● Task to complete
How many of the lines below have the word "JSON" in them? The answer is that number and nothing more.

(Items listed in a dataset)
*** Block opens ***
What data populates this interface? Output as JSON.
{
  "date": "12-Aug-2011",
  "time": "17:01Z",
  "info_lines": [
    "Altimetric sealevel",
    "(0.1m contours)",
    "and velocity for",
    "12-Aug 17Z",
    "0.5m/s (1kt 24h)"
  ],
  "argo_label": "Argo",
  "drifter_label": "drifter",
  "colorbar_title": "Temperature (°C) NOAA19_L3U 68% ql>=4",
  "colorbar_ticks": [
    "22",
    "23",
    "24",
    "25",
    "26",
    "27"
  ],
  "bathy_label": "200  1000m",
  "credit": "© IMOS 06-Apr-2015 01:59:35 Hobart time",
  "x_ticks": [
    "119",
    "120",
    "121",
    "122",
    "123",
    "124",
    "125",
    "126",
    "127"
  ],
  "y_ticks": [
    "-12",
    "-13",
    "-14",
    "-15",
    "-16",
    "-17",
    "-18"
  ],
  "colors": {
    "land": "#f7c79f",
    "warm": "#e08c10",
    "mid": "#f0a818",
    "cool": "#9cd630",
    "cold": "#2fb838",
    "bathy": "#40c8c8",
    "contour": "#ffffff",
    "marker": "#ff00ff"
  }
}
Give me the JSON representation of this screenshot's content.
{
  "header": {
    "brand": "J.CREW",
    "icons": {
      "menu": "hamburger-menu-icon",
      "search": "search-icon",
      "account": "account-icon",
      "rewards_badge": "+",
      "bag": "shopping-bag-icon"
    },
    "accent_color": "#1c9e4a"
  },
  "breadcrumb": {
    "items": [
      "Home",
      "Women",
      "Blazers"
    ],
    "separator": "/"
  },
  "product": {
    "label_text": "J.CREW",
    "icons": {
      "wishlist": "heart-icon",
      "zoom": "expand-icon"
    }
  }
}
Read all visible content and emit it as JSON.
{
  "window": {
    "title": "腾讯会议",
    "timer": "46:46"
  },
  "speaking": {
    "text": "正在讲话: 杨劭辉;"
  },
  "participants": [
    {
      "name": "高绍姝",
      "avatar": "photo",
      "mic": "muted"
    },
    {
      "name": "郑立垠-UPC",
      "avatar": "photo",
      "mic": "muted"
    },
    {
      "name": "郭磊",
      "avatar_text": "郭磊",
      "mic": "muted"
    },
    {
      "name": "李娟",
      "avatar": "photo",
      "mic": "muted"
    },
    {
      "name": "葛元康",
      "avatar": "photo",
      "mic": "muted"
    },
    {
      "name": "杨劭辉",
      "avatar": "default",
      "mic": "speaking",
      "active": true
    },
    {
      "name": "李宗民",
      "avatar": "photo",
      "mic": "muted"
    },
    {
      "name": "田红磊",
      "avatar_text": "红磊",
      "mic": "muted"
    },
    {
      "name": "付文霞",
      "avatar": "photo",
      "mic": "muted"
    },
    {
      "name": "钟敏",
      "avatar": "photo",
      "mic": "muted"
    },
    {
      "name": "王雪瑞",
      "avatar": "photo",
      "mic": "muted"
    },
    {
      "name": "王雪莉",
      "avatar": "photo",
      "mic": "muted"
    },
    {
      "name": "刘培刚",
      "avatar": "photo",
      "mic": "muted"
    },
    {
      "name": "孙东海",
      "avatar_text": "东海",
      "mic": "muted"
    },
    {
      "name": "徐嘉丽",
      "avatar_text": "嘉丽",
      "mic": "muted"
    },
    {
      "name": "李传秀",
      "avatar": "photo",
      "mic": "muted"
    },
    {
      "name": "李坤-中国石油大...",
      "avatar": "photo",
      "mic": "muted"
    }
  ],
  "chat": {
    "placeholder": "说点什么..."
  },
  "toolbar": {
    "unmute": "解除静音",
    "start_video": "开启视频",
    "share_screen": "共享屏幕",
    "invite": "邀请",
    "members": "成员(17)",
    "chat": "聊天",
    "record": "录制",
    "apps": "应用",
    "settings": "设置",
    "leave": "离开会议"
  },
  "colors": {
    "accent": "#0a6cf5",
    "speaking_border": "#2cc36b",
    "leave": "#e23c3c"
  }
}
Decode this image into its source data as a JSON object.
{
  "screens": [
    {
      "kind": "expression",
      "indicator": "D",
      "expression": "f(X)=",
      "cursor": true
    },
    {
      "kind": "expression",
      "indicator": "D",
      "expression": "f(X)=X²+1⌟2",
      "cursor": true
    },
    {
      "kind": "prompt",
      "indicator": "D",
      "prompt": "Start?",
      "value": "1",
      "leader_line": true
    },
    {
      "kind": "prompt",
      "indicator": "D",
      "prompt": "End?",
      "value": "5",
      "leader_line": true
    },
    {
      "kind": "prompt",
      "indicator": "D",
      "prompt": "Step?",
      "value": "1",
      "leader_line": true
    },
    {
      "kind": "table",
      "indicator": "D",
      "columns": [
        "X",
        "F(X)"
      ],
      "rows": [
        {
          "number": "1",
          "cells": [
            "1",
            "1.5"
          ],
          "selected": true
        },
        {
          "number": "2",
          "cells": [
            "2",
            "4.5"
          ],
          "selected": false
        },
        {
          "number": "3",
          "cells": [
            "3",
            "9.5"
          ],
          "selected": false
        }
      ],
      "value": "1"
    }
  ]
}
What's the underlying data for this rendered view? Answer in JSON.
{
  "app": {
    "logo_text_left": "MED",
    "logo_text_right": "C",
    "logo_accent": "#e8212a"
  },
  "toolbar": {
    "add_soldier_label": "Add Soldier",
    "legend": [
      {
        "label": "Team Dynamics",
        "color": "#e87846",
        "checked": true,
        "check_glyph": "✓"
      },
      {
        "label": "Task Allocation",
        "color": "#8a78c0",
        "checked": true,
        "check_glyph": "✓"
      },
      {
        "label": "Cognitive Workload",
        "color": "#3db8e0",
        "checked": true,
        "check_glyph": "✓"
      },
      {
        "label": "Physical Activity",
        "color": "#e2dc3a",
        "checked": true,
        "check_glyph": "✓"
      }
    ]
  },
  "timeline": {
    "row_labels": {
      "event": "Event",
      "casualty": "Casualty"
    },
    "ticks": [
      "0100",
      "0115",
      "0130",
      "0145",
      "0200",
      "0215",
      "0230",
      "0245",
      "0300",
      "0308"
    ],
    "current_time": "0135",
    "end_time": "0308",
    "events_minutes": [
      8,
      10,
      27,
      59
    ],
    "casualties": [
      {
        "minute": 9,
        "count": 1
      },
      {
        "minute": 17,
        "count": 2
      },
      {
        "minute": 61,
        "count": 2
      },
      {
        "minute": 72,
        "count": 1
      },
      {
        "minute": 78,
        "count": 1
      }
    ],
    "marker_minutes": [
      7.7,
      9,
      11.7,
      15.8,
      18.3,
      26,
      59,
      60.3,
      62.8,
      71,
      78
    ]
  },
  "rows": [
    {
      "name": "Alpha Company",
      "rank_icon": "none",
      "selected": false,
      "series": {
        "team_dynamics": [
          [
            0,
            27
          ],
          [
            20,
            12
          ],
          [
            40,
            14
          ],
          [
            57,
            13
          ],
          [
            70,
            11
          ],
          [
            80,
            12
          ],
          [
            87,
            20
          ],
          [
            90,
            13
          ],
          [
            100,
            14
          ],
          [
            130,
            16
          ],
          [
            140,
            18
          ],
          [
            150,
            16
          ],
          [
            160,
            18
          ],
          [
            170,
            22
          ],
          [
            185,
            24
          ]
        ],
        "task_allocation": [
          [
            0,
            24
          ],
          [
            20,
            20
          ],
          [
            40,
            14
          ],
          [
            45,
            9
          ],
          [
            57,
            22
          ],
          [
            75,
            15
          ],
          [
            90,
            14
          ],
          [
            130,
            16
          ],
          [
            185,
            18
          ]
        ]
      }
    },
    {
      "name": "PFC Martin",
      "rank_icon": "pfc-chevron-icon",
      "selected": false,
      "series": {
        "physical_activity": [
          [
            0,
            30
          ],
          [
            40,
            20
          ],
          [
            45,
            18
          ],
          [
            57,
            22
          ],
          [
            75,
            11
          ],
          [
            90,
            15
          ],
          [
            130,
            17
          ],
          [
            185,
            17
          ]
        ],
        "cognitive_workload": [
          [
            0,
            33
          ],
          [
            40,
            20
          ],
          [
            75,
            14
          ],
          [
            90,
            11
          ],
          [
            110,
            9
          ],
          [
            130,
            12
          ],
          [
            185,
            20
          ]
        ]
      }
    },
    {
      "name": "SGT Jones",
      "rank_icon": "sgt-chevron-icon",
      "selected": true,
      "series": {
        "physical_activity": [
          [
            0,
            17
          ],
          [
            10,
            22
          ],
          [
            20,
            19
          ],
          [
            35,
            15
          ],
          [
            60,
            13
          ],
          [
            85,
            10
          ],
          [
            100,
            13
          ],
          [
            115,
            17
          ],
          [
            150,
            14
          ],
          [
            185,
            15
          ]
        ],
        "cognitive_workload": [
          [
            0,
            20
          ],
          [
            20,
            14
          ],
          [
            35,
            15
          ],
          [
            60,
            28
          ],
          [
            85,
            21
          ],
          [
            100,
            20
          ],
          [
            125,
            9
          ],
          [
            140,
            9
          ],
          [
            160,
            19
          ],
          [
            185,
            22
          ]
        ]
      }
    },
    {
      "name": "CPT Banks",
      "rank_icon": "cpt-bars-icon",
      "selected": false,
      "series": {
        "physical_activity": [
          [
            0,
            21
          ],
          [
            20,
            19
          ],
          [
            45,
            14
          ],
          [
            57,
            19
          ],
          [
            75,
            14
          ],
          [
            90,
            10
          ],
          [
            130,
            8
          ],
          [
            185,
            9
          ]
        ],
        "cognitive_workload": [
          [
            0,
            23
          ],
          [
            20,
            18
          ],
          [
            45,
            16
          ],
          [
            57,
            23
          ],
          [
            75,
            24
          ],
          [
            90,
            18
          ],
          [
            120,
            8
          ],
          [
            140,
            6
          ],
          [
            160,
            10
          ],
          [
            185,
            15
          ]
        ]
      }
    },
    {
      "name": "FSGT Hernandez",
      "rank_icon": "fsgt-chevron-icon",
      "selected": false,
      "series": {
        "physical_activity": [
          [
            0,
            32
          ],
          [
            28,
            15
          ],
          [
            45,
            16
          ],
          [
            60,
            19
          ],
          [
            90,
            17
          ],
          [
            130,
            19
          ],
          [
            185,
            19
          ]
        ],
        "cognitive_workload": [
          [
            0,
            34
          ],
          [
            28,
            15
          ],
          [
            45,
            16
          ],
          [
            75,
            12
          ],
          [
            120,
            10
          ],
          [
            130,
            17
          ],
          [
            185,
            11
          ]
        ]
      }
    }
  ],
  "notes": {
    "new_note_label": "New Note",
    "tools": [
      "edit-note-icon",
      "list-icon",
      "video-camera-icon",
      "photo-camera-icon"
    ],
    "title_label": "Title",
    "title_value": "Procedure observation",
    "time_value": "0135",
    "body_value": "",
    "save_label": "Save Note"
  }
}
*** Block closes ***
● Written answer
5